- Opening Delimiter -
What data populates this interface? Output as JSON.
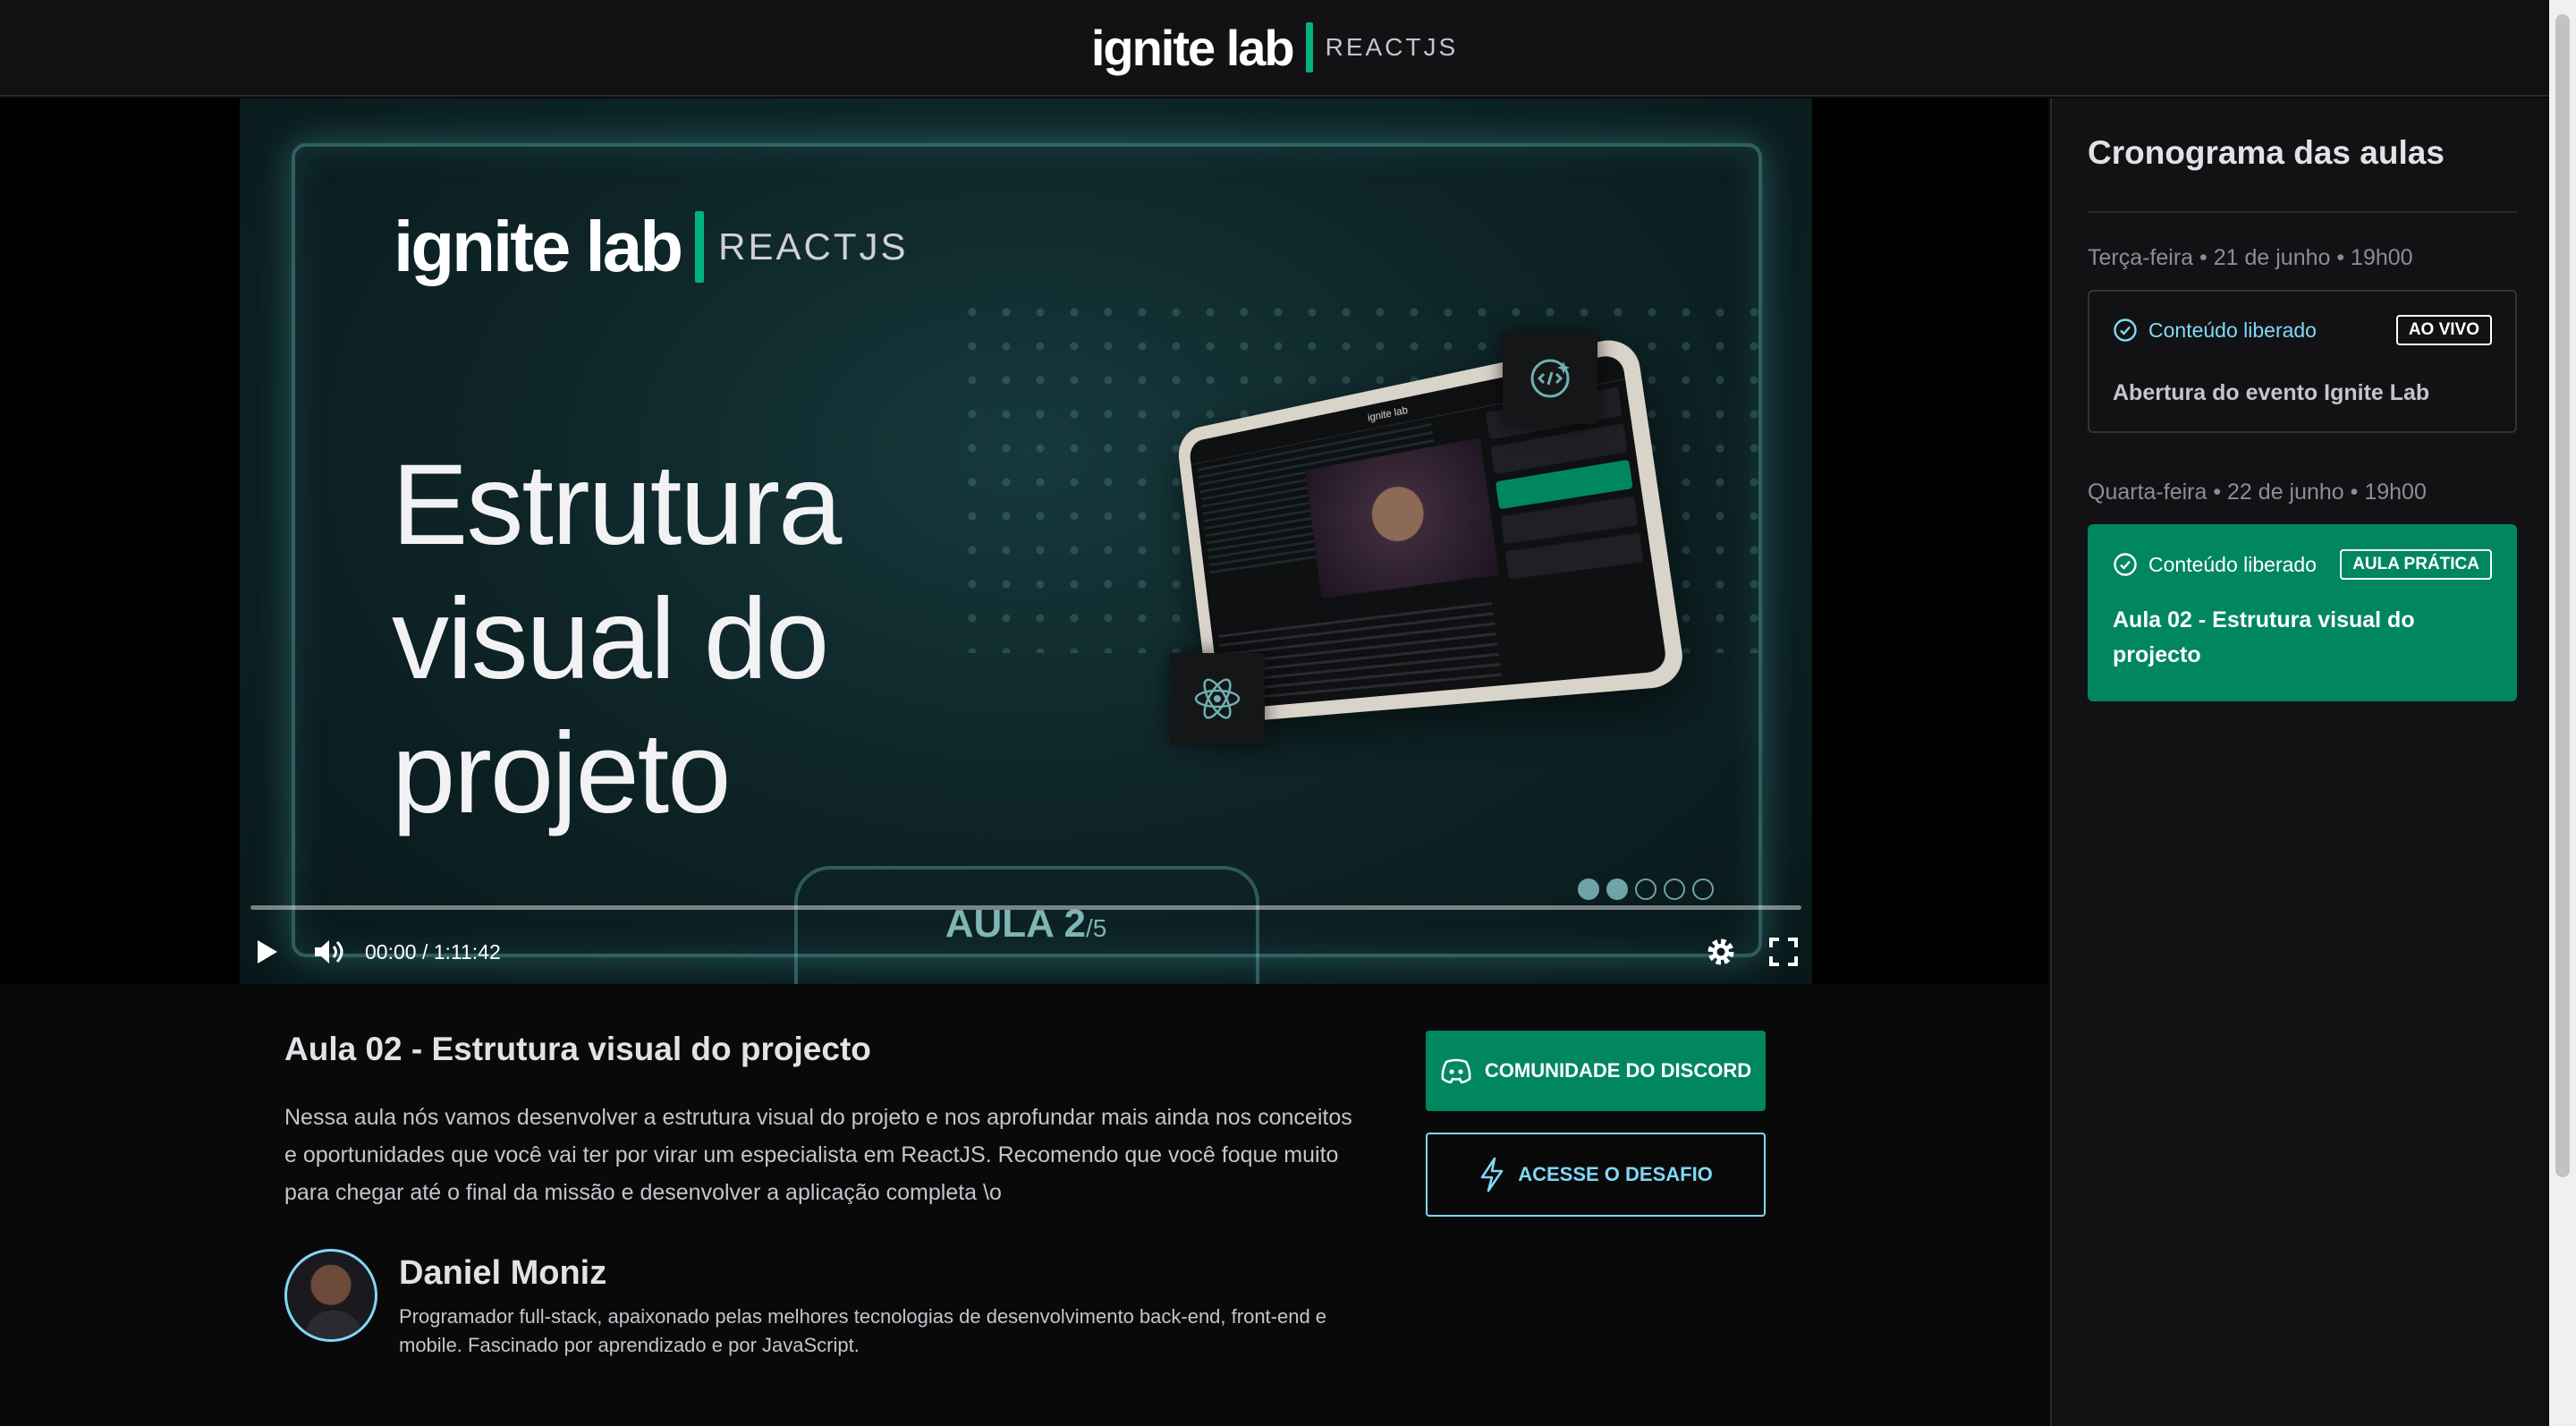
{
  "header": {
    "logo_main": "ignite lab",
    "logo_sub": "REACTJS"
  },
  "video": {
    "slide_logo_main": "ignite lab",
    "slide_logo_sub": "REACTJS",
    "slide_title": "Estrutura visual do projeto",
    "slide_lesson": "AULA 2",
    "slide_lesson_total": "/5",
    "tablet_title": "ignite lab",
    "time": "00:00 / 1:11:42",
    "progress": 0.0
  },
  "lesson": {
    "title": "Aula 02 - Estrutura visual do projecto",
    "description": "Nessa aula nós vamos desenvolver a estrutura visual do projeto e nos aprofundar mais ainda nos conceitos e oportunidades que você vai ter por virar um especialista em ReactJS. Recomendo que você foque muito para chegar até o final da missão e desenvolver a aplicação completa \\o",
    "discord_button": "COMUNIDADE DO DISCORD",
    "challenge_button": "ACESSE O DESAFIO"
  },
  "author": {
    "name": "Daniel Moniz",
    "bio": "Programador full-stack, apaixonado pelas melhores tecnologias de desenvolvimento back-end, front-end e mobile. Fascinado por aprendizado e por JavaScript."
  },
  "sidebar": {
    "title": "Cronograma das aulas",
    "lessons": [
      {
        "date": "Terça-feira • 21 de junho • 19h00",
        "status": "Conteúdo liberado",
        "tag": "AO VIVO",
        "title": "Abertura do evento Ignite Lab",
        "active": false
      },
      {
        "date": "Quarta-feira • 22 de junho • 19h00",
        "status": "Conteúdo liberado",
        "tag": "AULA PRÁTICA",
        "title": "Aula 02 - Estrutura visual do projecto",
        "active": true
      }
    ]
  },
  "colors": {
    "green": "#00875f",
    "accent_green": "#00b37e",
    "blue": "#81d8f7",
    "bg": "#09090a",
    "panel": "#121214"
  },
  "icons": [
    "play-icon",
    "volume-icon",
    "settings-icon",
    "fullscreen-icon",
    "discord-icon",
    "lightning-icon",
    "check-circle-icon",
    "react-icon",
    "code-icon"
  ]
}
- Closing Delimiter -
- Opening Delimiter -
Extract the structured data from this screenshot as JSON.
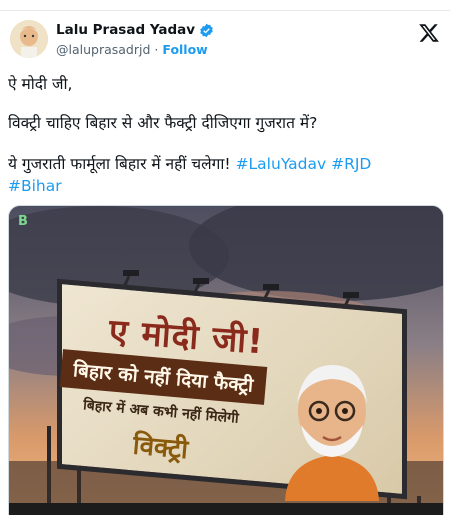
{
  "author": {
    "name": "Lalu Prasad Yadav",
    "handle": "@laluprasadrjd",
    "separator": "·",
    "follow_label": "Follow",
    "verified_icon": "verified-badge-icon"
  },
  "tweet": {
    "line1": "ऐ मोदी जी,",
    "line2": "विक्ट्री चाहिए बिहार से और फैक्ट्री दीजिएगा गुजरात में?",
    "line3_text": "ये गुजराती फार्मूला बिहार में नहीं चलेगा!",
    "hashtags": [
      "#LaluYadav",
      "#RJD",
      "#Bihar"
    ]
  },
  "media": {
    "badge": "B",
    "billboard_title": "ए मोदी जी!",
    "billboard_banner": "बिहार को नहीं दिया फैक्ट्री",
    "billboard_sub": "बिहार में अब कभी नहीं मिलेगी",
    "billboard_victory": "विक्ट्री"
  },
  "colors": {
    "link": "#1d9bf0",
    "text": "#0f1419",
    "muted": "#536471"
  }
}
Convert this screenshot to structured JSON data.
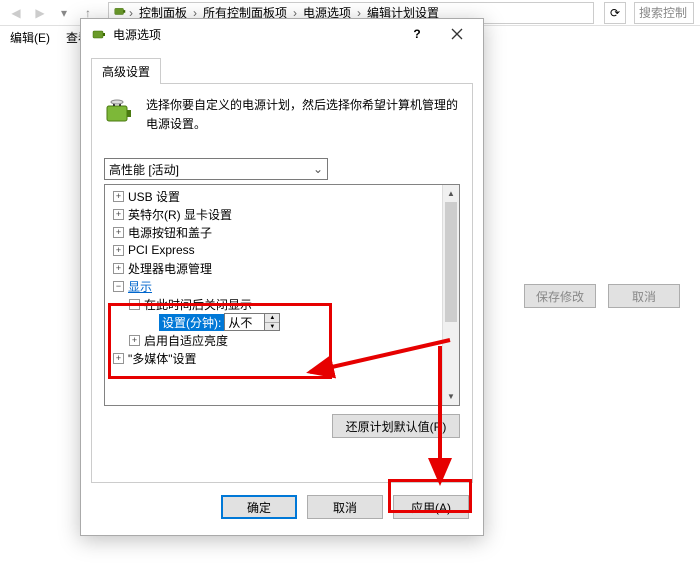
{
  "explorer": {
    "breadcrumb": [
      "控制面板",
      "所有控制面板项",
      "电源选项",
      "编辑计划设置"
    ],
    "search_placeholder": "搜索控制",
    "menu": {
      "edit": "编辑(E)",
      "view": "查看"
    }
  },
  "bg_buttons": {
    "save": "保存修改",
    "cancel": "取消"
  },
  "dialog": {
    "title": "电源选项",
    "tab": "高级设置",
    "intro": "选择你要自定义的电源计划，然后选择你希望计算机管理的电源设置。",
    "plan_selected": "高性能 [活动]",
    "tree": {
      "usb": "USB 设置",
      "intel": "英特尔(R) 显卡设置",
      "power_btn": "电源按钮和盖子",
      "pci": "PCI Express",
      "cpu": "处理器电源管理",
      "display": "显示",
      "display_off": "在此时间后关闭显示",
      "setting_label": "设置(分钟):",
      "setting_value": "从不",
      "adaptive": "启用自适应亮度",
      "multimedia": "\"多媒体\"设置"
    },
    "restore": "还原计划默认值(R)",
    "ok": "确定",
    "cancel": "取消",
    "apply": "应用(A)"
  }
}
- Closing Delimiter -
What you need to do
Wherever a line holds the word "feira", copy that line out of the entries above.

Answer for this exercise
        "date": "Terça-feira • 21 de junho • 19h00",
        "date": "Quarta-feira • 22 de junho • 19h00",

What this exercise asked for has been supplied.